*WHAT THE TASK REQUIRES*: Could you please find each line in the records that contains the word "this" and copy it?

*SUPPLIED RECORDS*:
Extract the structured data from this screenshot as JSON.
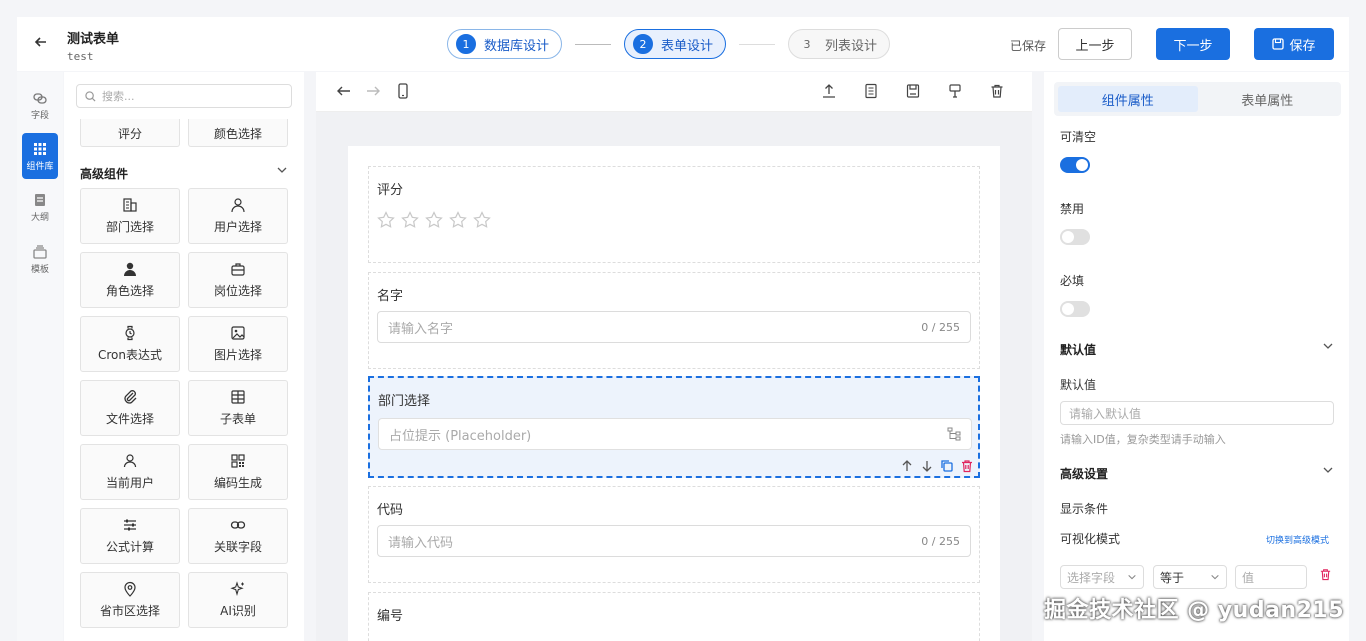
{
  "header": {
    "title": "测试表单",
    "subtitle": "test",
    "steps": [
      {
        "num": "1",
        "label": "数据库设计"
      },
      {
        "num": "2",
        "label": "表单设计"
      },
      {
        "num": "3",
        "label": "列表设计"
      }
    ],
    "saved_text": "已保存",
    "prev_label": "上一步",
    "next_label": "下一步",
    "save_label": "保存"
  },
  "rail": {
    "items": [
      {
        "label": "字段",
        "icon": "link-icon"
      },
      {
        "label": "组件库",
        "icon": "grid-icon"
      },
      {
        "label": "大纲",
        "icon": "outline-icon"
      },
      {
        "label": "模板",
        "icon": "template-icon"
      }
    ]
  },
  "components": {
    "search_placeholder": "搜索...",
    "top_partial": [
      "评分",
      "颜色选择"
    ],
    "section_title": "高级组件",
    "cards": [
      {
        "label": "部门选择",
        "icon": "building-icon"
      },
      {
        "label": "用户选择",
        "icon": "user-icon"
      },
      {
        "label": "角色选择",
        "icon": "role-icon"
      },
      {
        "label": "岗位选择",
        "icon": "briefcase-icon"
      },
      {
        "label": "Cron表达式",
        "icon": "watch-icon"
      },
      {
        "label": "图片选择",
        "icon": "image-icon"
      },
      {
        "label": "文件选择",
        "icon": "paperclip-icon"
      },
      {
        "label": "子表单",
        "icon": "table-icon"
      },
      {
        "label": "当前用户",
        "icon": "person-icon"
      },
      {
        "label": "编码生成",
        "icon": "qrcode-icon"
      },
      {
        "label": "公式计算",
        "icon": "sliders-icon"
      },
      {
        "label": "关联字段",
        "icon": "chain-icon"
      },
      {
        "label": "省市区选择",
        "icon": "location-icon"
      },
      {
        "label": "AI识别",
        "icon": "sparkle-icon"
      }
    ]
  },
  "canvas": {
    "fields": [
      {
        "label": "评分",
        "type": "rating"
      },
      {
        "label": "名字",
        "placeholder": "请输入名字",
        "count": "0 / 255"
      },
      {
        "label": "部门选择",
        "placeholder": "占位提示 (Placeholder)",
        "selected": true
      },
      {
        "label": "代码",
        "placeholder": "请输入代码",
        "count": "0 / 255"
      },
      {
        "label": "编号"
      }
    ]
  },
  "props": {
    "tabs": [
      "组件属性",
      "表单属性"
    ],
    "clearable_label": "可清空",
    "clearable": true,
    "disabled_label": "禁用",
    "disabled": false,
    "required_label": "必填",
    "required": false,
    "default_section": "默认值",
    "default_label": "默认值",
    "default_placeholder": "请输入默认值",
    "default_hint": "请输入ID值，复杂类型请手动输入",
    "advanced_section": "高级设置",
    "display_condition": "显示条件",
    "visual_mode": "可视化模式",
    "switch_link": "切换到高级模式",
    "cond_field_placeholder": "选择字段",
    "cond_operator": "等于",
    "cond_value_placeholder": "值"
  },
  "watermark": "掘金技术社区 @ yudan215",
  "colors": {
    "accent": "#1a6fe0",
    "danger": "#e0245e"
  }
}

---

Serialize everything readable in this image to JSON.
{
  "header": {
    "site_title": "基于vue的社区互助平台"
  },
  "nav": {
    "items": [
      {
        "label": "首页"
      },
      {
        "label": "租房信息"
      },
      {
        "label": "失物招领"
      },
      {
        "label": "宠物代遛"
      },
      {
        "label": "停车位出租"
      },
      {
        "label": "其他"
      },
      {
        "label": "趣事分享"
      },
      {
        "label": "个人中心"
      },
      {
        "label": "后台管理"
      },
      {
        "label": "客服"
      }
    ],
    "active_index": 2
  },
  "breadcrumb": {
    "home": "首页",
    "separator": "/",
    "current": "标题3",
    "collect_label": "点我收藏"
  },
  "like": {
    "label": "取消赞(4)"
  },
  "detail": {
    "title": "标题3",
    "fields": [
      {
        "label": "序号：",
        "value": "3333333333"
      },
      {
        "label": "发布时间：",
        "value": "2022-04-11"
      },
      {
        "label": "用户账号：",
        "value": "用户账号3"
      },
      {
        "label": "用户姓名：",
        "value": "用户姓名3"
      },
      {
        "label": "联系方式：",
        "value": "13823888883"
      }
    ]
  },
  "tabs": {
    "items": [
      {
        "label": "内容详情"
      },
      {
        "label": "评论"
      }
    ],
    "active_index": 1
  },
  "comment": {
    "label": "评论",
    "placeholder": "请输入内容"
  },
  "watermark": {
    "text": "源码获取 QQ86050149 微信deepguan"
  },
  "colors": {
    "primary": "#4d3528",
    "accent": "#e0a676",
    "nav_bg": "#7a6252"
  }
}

*REPLY TO THE EXERCISE*:
Extract the structured data from this screenshot as JSON.
Serialize everything readable in this image to JSON.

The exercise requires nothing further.